Amy Horowitz, Ph.D., began studying the elderly three decades before members of the Baby Boom generation started to become senior citizens.
“When I began in the late 1970s, there was comparatively little research on the elderly, so you could really sink your teeth into the field,” said Horowitz, the Graduate School of Social Service’s (GSS) new Nicholas J. Lagenfeld, S.J., Chair in Social Research.
Since then, Horowitz has contributed a generous amount of research to the growing field of gerontology. She has acted as principal investigator on roughly $9 million in grant-funded studies on the sociological effects of aging, sensory loss and mental health.
It is no secret that aging can lead to myriad mental and physical impairments, from mobility issues to dementia. Horowitz’s research has largely focused on age-related macular degeneration, which leads to varying degrees of vision loss in the elderly. One of her earlier studies revealed that vision-impaired elders show rates of depression as high as people who are acutely medically ill.
“Losing vision engenders a much different reaction than other types of physical disabilities,” Horowitz said. “Because of the meanings that people attach to vision, the losing process becomes even more emotional.”
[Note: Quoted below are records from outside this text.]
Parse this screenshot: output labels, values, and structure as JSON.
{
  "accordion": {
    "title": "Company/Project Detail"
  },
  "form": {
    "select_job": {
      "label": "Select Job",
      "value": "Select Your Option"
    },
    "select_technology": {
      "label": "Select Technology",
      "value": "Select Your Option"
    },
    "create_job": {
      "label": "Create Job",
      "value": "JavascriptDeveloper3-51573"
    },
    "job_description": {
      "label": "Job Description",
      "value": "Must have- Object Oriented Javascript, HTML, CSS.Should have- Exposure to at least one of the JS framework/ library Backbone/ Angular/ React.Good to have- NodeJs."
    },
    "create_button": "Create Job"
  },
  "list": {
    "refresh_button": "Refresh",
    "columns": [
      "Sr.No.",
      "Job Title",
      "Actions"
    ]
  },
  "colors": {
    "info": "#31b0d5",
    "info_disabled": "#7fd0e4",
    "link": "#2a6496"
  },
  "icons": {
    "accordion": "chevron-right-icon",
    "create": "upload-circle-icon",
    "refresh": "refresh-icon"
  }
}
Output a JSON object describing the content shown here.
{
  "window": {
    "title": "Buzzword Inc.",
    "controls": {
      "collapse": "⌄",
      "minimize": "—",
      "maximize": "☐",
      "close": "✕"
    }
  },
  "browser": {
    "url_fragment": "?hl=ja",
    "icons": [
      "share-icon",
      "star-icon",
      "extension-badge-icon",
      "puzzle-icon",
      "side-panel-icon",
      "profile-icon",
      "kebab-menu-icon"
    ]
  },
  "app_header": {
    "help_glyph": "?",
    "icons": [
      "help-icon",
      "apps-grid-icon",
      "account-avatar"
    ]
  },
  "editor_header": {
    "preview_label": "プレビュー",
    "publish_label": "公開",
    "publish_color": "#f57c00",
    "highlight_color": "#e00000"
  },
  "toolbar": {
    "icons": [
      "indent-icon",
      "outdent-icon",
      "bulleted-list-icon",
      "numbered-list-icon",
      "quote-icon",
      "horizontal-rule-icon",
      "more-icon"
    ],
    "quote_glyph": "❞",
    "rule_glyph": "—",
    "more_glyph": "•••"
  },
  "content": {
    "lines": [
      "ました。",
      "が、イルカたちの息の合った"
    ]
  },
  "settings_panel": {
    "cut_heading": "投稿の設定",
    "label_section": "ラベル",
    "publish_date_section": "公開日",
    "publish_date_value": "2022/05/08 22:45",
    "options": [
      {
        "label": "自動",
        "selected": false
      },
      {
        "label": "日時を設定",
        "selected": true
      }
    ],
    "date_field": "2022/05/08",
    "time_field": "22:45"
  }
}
That 1998-2004 study, funded by the National Institutes of Health: National Eye Institute, followed approximately 500 vision-impaired elders to gauge what led to such depression.
“The two things that really distressed older adults about vision disability was, first, their inability to read—whether it was for pleasure or a menu or a hymnal at a religious service,” Horowitz said. “The second issue was not being able to drive.”
It is estimated by the National Transportation Safety Board that, within 15 years, 20 percent of licensed drivers in the United States will be 65 or older. That statistic, coupled with Horowitz’s earlier work, has inspired her latest study on the subject: “Driving Transitions and Mental Health in Disabled Elders.”
The study is examining how elders transition from drivers to ex-drivers, what factors contribute to depression after they have given up their car keys, and possible treatment options. Funded by the National Institute on Aging, the study has enlisted 360 older drivers (average age mid-70s) and approximately 200 of their family members and friends. It is a six-year study, with in-person interviews and one- and two-year follow-ups.
“The United States is a car society,” Horowitz said. “Driving has a great deal of emotional meaning, and the loss of driving isn’t just a pragmatic issue of ‘I can’t go from Point A to Point B.’ It’s also, ‘How do I get there when I want to get there, knowing that I can take care of myself?’ For some older adults, giving up a car is seen as the first step in a downward spiral of dependency.”
In fact, because older adults want to drive as long as possible, Horowitz said, they begin engaging in “self-regulatory” behaviors prior to losing their abilities. They will, for example, stop driving at night, stay off the highways and limit driving to within a certain radius of their homes.
Study participants who can no longer drive often express depression and helplessness in palpable terms; one ex-driver describes feeling “as if I don’t belong to the world” while another “wish(es) life would end.”
The study also measures the opinions of vision-impaired elders and their family and/or friends on how well the elders can drive. Thus far, Horowitz said, the elders have rated their own driving as much better than their family and friends did. And the older the driver, the more divergent the opinions appear to be.
Eventually, data from the study should help build an empirical database that helps facilitate communication between elders and their family members on this very charged issue. It could also facilitate the design of timely interventions that address both public safety issues and the elders’ mental health, said Horowitz.
“We are beginning to see some findings showing it doesn’t matter to elders if an alternate transportation program is available,” Horowitz said. “Having such a program to transition into does not necessarily mediate the mental health consequences that occur for those who give up driving.”
As the Baby Boom generation ages, and as elder Americans continue to live longer, the need for geriatric research and geriatric practitioners will increase.
“It is still a struggle to get people across professions interested in working with older adults,” Horowitz said. “There is stereotyping, and most social work students enter the program wanting to work with children and families.
“But older adults can be a major societal resource to draw upon. They can volunteer, have second careers, and they can contribute much with their (life) expertise. We have to get used to thinking in that way,” she said.
– Janet Sassi